10 November 2010
Claymills Pumping Station Honoured for its Engineering History
Volunteers across Staffordshire who devoted over 100,000 hours to restoring an old sewage works to its former glory will be rewarded with a national heritage award on Friday 12 November by the Institution of Mechanical Engineers (IMechE).
Claymills Victorian Pumping Station at Burton upon Trent is now one of the UK’s most important heritage sites but back in 1885 when it was built, its steam engines pumped over 5 million gallons of sewage a day created by the region’s 32 breweries.
Staffordshire is famous for its brewing heritage and in 1888, the peak year for production, a staggering 100 million pints of beer were brewed. IMechE will grant the site a prestigious Engineering Heritage Award (EHA) in recognition of the amazing engineering feat that Claymills was and is, and also to honour the tireless work of the volunteers.
The site was built because poor management of waste products from the breweries led to hops, yeast and hot water being discharged into the river Trent causing significant public health and environmental concerns. Records show numerous complaints of foul stenches and bacteria in the local streams prior to the sewage site being built and there is even a note of thousands of fish found dead.
To resolve the problem, Claymills was built with two Italianate style houses each containing two beam engines, which pumped the waste to a sewage treatment farm.
It operated successfully until 1969 when a replacement facility was built. The Claymills Trust began restoration of the site in 1993. Items restored include two of the beam engines, the boiler house, workshops and offices. English Heritage now considers Claymills to be: “The most complete remaining example of its kind in the UK”.
The entire Claymills site is now Grade II listed, protecting its historic Victorian engineering.
IMechE Heritage Awards are granted to artefacts, sites, landmarks or groups that are either one of a kind and/or of significant engineering importance. IMechE President, John Wood, who will be presenting the award to the Trust said: “Claymills is a great example of an impressive engineering solution to a public health issue. The design and robustness of the engines and facilities at Claymills demonstrates the many talents of our engineering predecessors.
However, the Award also acknowledges the entire volunteer force of the Claymills Trust in restoring this amazing facility back to working order. It is a true commitment to preserving our past for future generations.”
Andrew Parsons, a Director at the Claymills Trust, said he hoped the award would raise awareness of the importance of Claymills as a Victorian engineering marvel and how it helped make Burton’s brewing industry the biggest in the world during the 19th century.

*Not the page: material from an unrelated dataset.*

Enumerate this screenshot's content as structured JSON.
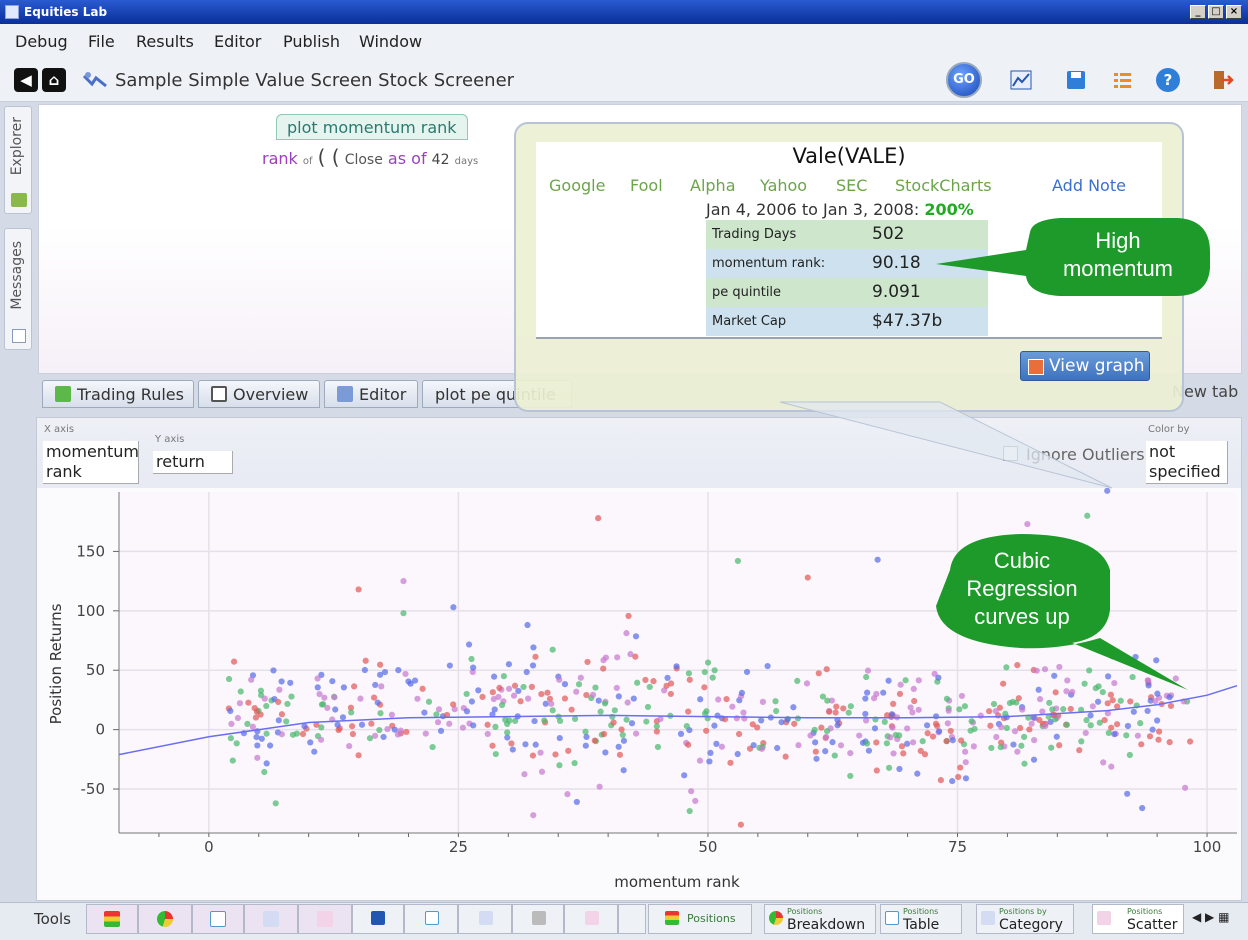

Dr Chris Allen, Chairman of the Claymills Pumping Engines Trust, said: “We are very proud to receive this prestigious award from the Institution of Mechanical Engineers in recognition of the national importance and completeness of the heritage steam site and, equally importantly, of the efforts of the volunteers who, over the last 17 years, have worked tirelessly to turn near derelict buildings and machinery into a thriving visitor attraction.”
Visit www.imeche.org for more information.